The economy boomed, and American businesses grew rapidly at home and abroad. The two of them are as bereft of any real future as are Larry and Maxine. The veranda serves as a passageway between guests’ rooms and the beach, and many characters walk through. Gilman, Richard. She, too, is desperate, but is sexually aggressive and insulting to Shannon. Encyclopedia.com. Told by a forty-year-old woman who has lived a life of celibacy while shepherding, on a nomadic, Vachel Lindsay-like existence, her aged grandfather, a minor poet who will read his work for coins and is fighting against failing powers to complete his last mysterious poem, a prayer for courage, the story constitutes a revelatory experience to set against the despair over the inexorability of erotic compulsion with which the play is otherwise largely concerned. 325–40. The Night of the Iguana is a drama set in Mexico in 1940. Hannah also feels sympathy, even empathy for his loneliness, which he fully appreciates. Though she still will not untie him, she does light a cigarette for him and put it in his mouth.

Someday perhaps a director will feel free to eliminate these, “THIS IS NOT ABOUT LIFE IN 1940 OR 1961 OR 1996. Williams’s father, a traveling salesman, was rarely home for Williams and his elder sister Rose. The first is that The Night of the Iguana perpetuates nearly all of Williams’s failings as a dramatist....” Similarly, an unnamed critic in Newsweek writes “At no time does Iguana achieve the single, dramatic clap of thunder that will clear the troubled air....”, Other critics who dislike the play find it too similar to previous plays written by Williams.

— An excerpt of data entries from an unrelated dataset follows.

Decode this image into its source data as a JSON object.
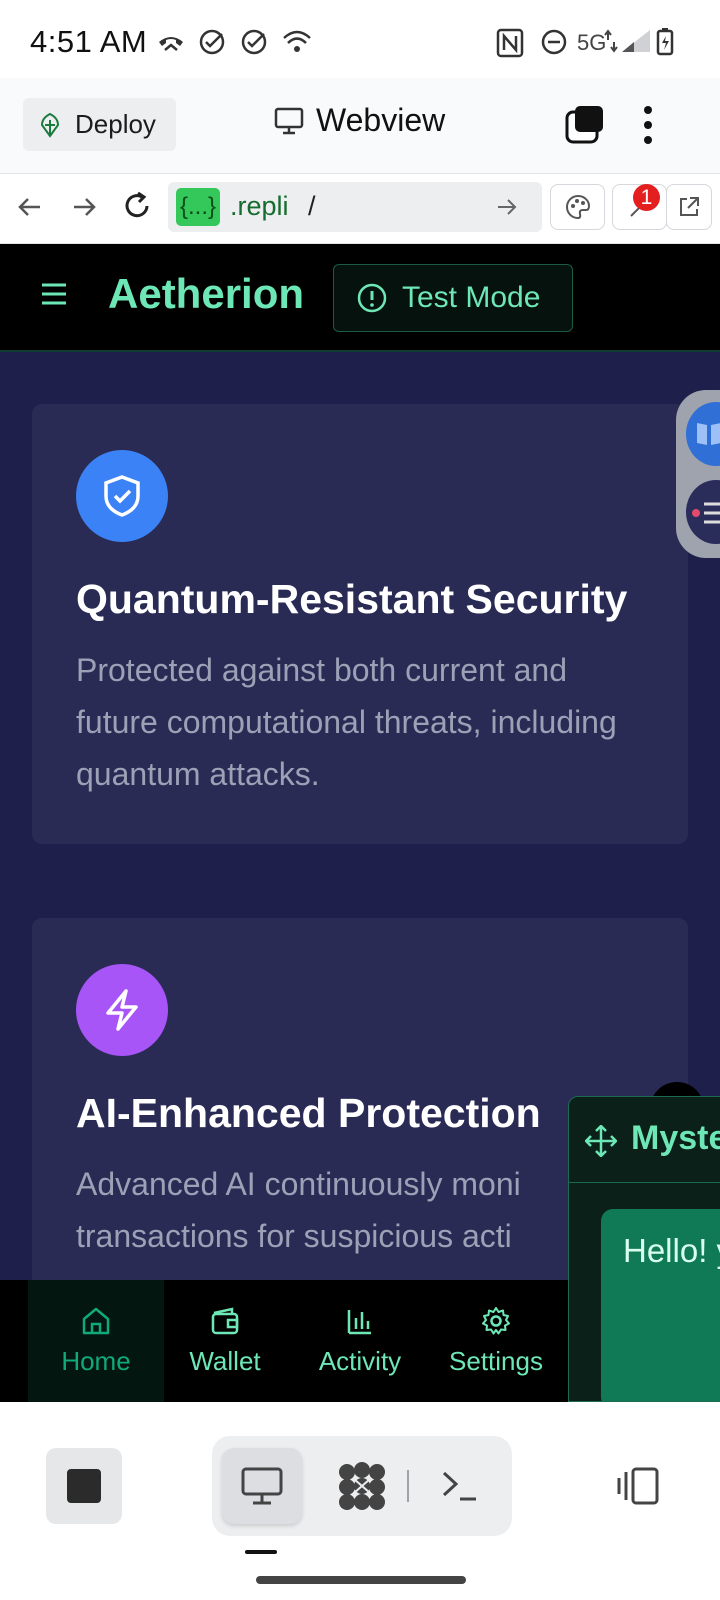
{
  "status_bar": {
    "time": "4:51 AM",
    "network": "5G"
  },
  "replit_bar": {
    "deploy_label": "Deploy",
    "view_title": "Webview",
    "url_badge": "{...}",
    "url_host": ".repli",
    "url_path": "/",
    "notification_count": "1"
  },
  "app_header": {
    "brand": "Aetherion",
    "test_mode_label": "Test Mode"
  },
  "features": [
    {
      "icon": "shield-check-icon",
      "color": "#3b82f6",
      "title": "Quantum-Resistant Security",
      "description": "Protected against both current and future computational threats, including quantum attacks."
    },
    {
      "icon": "lightning-icon",
      "color": "#a855f7",
      "title": "AI-Enhanced Protection",
      "description": "Advanced AI continuously moni transactions for suspicious acti"
    }
  ],
  "bottom_nav": {
    "items": [
      {
        "label": "Home",
        "icon": "home-icon",
        "active": true
      },
      {
        "label": "Wallet",
        "icon": "wallet-icon"
      },
      {
        "label": "Activity",
        "icon": "bar-chart-icon"
      },
      {
        "label": "Settings",
        "icon": "gear-icon"
      }
    ]
  },
  "chat_widget": {
    "title": "Myste",
    "message": "Hello! your A can I h"
  },
  "colors": {
    "accent": "#6ee7b7",
    "background": "#1e1f4b",
    "card": "#292b54"
  }
}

There are other symbols at work in the play. Albee himself directed this Broadw…, Reunion When he first arrives at the hotel, Maxine immediately tries to control him and make him into Fred by putting him into Fred’s clothing and Fred’s room. You may find the three or four or seven critics you most respect each sending up a different species of leaf.

Williams went to work at his father’s employer, the International Shoe Company, where he was miserable.

It is almost enough to compensate for all those other things, that ephemeral, debased theater, that Williams hasn’t yet ceased to give us. Howard Taubman of the New York Times writes, “For Mr. Williams, The Night of the Iguana marks a turning point. AT LEAST HE HAS MORE AT THE END THEN HE DID AT THE BEGINNING OF THE NIGHT OF THE IGUANA, WHICH IS ABOUT AS HAPPY AS THE ENDING GETS”. Both Maxine and Shannon fear being alone, in their own way, while Hannah has a seemingly secure relationship with her grandfather that prevents true alienation from the world.

Tennessee Williams's he Night of the Iguana is the last of the distinguished American playwright's major artistic, critical, and box office successes. Maxine confronts Hannah over the connection she sees between Hannah and Shannon, but Hannah dominates the conversation. Fellowes is indignant that Shannon made a play for Charlotte, but the subtext suggests that she is jealous because she herself has designs on the girl.

Research the iguana and its habits. Hannah is the opposite of every woman with whom Shannon has had any type of relationship—she is a New England born and bred spinster, about 40 years of age. By looking at each corner of the primary character triangle—Shannon, Hannah, and Maxine Faulk, the hotel owner—the reasons for Shannon’s decision and the seemingly happy ending become much more clear. He does this despite the fact that after at least two of these sexual encounters he hits the women involved, perhaps an acting out of his own guilt. While Hannah tries to retrieve it, Maxine returns and is angered by the scene. Hannah’s protection was only short term. Shannon leaves momentarily. . Most online reference entries and articles do not have page numbers.

The decor: a detailed, exact reproduction of a seedy Mexican hotel near Acapulco, circa 1940; realism at the zenith (flakiness of walls, lushness of vegetation, real rain), yet also attempts at “poetic” atmosphere, suggestions of symbolic values. He is fundamentally lonely as well. When compared with the best of the preceding plays, this work of subtle vibrations reflects a profound change. The last two stanzas are: And still the ripe fruit and the... How has Reverend Shannon been changed by the end of The Night of the Iguana? The iguana could represent a number of things. “Tough Angel of Mercy” in Life, January 22, 1962, pp.